Thus, virtually under the existing arrangements no serious efforts are being made to trace the missing children. This constitutes a big loophole in our existing arrangements of prevention and control of crimes against children. I still recall with some measure of satisfaction that when I was posted as Range DIG, in Rourkela, Orissa, I could help an anxious father who was an engineer in Rourkela Steel Plant to trace out his only son because I could detail an officer exclusively for investigation of this case .The child could be traced by the investigating officer in a Mumbai dhaba after a week. However, this is not possible in every case because of man- power constraints.

The Supreme Court in the writ petition No 610/1996, Horilal, Commissioner of Police, Delhi, issued a number of useful guidelines with regard to steps to be taken for tracing out missing and kidnapped minor girls and children. These guidelines include publishing the photographs of missing persons/children in the news papers, enquiries about missing children in educational institutions issuing hue and cry notices and setting up a multi task force under state CID for locating missing girls and women.

In USA, private non-profit organizations like National Centre for Missing and Exploited Children (NCMEC) provide free services to the families of kidnapped and sexually exploited children. It also serves as a clearing house for information about missing and exploited children. In India, there are NGOs like Children India Foundation (CIF) and National Centre for Missing Children (NCMC) who have hosted Websites displaying photos of missing children for whom the police are conducting enquiries. Unfortunately, there is no systematic coordination and cooperation between the police and NGOs dedicated to this endeavour. Indeed, efforts to trace out missing children remain ad-hoc and slip shod.

There is an urgent need for a National Data Base and monitoring Centre. For this, NCRB should establish a National Tracking System that could encompass locating and tracking missing children at grassroots levels. The database has to be updated on a regular and systematic basis and the information, which is gathered, has to be properly disseminated. It may be mentioned in this connection that Delhi police has introduced since 2006 computerization of missing persons data. Before computerization of data, tracing of missing persons was about 25%. It jumped to 73% in 2006 and about 80% of missing children were traced. This is a notable achievement. Global display of available information has helped not only the police but the general public also.

As per the orders of the Delhi High Court, a cell relating to missing person /children has been set up in the Central Bureau of Investigation and entrusted with the task of coordinating efforts all over the country for tracing missing persons and children.

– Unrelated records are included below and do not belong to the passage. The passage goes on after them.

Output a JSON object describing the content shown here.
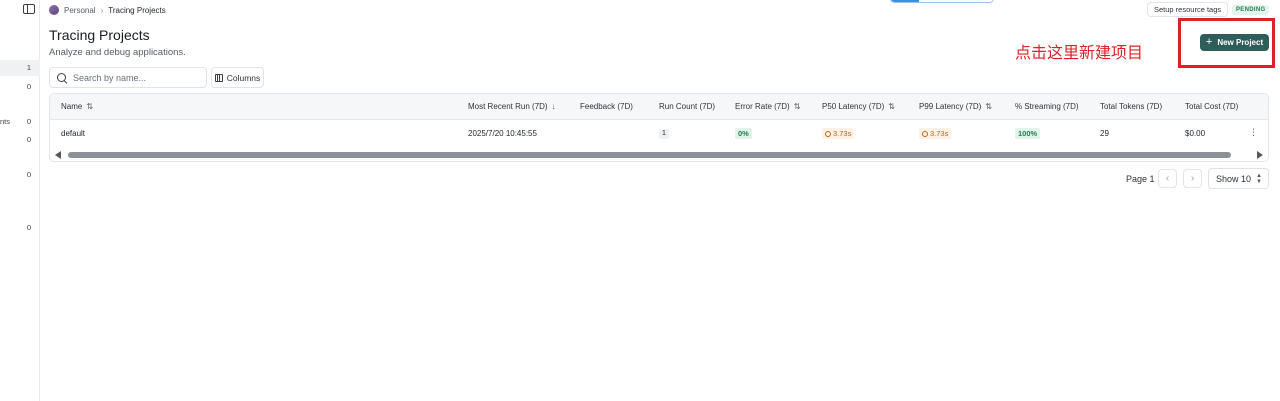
{
  "breadcrumb": {
    "workspace": "Personal",
    "current": "Tracing Projects"
  },
  "header": {
    "setup_label": "Setup resource tags",
    "status": "PENDING"
  },
  "page": {
    "title": "Tracing Projects",
    "subtitle": "Analyze and debug applications.",
    "new_project_label": "New Project"
  },
  "annotation": {
    "text": "点击这里新建项目",
    "color": "#e21f26"
  },
  "sidebar": {
    "items": [
      {
        "label": "",
        "count": "1",
        "active": true
      },
      {
        "label": "",
        "count": "0"
      },
      {
        "label": "nts",
        "count": "0"
      },
      {
        "label": "",
        "count": "0"
      },
      {
        "label": "",
        "count": "0"
      },
      {
        "label": "",
        "count": "0"
      }
    ]
  },
  "toolbar": {
    "search_placeholder": "Search by name...",
    "columns_label": "Columns"
  },
  "table": {
    "columns": [
      "Name",
      "Most Recent Run (7D)",
      "Feedback (7D)",
      "Run Count (7D)",
      "Error Rate (7D)",
      "P50 Latency (7D)",
      "P99 Latency (7D)",
      "% Streaming (7D)",
      "Total Tokens (7D)",
      "Total Cost (7D)"
    ],
    "rows": [
      {
        "name": "default",
        "recent": "2025/7/20 10:45:55",
        "feedback": "",
        "run_count": "1",
        "error_rate": "0%",
        "p50": "3.73s",
        "p99": "3.73s",
        "streaming": "100%",
        "tokens": "29",
        "cost": "$0.00"
      }
    ]
  },
  "pagination": {
    "page_label": "Page 1",
    "show_label": "Show 10"
  },
  "colors": {
    "brand_button": "#2f5e5a",
    "success": "#1d7f4e",
    "warning": "#c0661a",
    "pending_bg": "#e3f4ec"
  }
}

However, due to resource constraint, the cell is not functioning effectively. It is necessary to strengthen the cell in order to enhance its capacity to coordinate and investigate criminal cases relating to missing children.

The Committee set up by the NHRC under one of its members P.C. Sharma has given a bold suggestion that preliminary enquiries into cases of missing persons could be outsourced by the police to NGOs who are willing to undertake this task. Such NGOS can be notified by the State government .MHA may issue appropriate guidelines to the NGOs in this regard. Synergy between law enforcement agency and the NGOs will be of great use and help in this regard. In the words of the NHRC committee, missing children constitute “a veritable black hole in law enforcement". Unfortunately, the police have so far failed to acknowledge gravity of the problem and steps to trace out or recover missing children remain a matter of low priority. In order to successfully grapple with the growing menace, there is need for strong political commitment, mobilization of resources and coordination between police, social service, administration and other institutions of civil society.

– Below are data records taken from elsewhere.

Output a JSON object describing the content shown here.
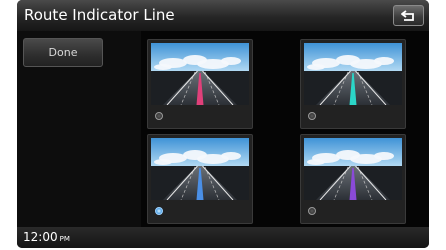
{
  "header": {
    "title": "Route Indicator Line",
    "back_icon": "back-arrow-icon"
  },
  "sidebar": {
    "done_label": "Done"
  },
  "options": [
    {
      "line_color": "#e0407a",
      "selected": false
    },
    {
      "line_color": "#2bd6c8",
      "selected": false
    },
    {
      "line_color": "#4a8fe6",
      "selected": true
    },
    {
      "line_color": "#8a4ad8",
      "selected": false
    }
  ],
  "status": {
    "time": "12:00",
    "ampm": "PM"
  },
  "colors": {
    "background": "#050505",
    "sky": "#6bb4e8",
    "road": "#3a3f45",
    "selected_radio": "#5aa8e8"
  }
}
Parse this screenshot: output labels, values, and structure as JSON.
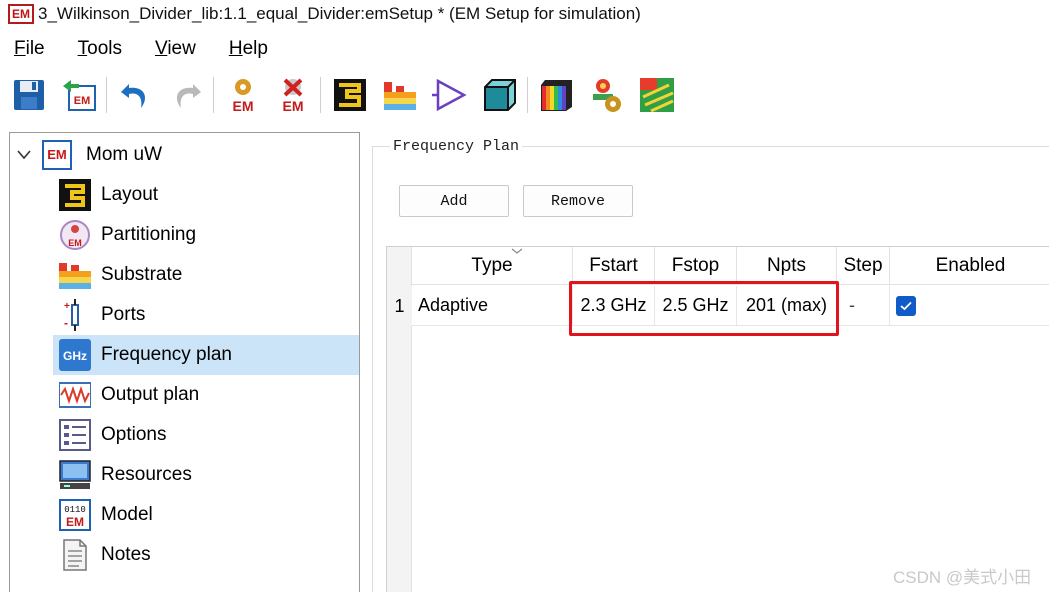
{
  "window": {
    "title": "3_Wilkinson_Divider_lib:1.1_equal_Divider:emSetup * (EM Setup for simulation)",
    "logo_text": "EM"
  },
  "menu": [
    {
      "label": "File",
      "ul": "F",
      "rest": "ile"
    },
    {
      "label": "Tools",
      "ul": "T",
      "rest": "ools"
    },
    {
      "label": "View",
      "ul": "V",
      "rest": "iew"
    },
    {
      "label": "Help",
      "ul": "H",
      "rest": "elp"
    }
  ],
  "toolbar": {
    "buttons": [
      "save-icon",
      "em-import-icon",
      "undo-icon",
      "redo-icon",
      "em-simulate-icon",
      "em-stop-icon",
      "layout-icon",
      "substrate-icon",
      "component-icon",
      "3d-view-icon",
      "color-bands-icon",
      "gear-tool-icon",
      "current-view-icon"
    ],
    "em_label": "EM"
  },
  "tree": {
    "root": {
      "label": "Mom uW",
      "badge": "EM"
    },
    "items": [
      {
        "label": "Layout",
        "icon": "layout-icon"
      },
      {
        "label": "Partitioning",
        "icon": "partitioning-icon"
      },
      {
        "label": "Substrate",
        "icon": "substrate-icon"
      },
      {
        "label": "Ports",
        "icon": "ports-icon"
      },
      {
        "label": "Frequency plan",
        "icon": "frequency-plan-icon",
        "selected": true,
        "icon_text": "GHz"
      },
      {
        "label": "Output plan",
        "icon": "output-plan-icon"
      },
      {
        "label": "Options",
        "icon": "options-icon"
      },
      {
        "label": "Resources",
        "icon": "resources-icon"
      },
      {
        "label": "Model",
        "icon": "model-icon",
        "icon_text_top": "0110",
        "icon_text_bottom": "EM"
      },
      {
        "label": "Notes",
        "icon": "notes-icon"
      }
    ]
  },
  "frequency_plan": {
    "group_title": "Frequency Plan",
    "add_label": "Add",
    "remove_label": "Remove",
    "columns": [
      "Type",
      "Fstart",
      "Fstop",
      "Npts",
      "Step",
      "Enabled"
    ],
    "rows": [
      {
        "num": "1",
        "type": "Adaptive",
        "fstart": "2.3 GHz",
        "fstop": "2.5 GHz",
        "npts": "201 (max)",
        "step": "-",
        "enabled": true
      }
    ]
  },
  "watermark": "CSDN @美式小田",
  "colors": {
    "selection": "#cce4f7",
    "highlight_box": "#e3131b",
    "checkbox": "#0f5cc8",
    "em_red": "#c41a1a"
  }
}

The views and facts stated above are entirely the responsibility of the author and do not reflect the views of this Association in any manner.

©2005, The Association Of Retired Senior IPS Officers, All Right Reserved.
Website Designed and Developed by:
Concept Solution India .